Source records
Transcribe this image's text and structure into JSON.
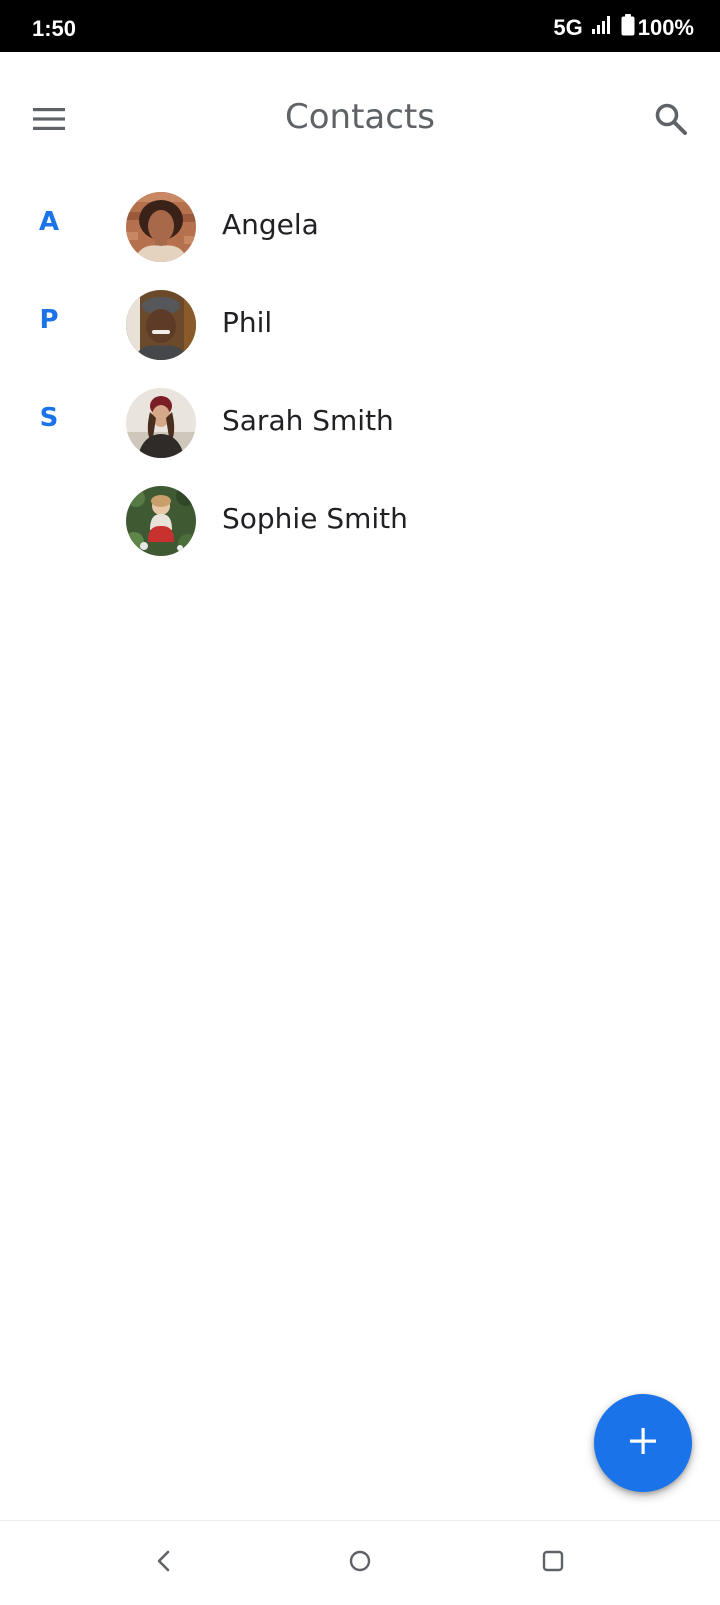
{
  "status_bar": {
    "time": "1:50",
    "network": "5G",
    "battery": "100%"
  },
  "app_bar": {
    "title": "Contacts",
    "menu_icon": "hamburger-menu-icon",
    "search_icon": "search-icon"
  },
  "contacts": [
    {
      "section": "A",
      "name": "Angela"
    },
    {
      "section": "P",
      "name": "Phil"
    },
    {
      "section": "S",
      "name": "Sarah Smith"
    },
    {
      "section": "",
      "name": "Sophie Smith"
    }
  ],
  "fab": {
    "icon": "plus-icon"
  },
  "nav": {
    "back_icon": "back-chevron-icon",
    "home_icon": "home-circle-icon",
    "recents_icon": "recents-square-icon"
  },
  "colors": {
    "accent": "#1a73e8",
    "title": "#5f6368",
    "status_bar_bg": "#000000"
  }
}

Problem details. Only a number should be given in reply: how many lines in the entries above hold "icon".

Completed task. 6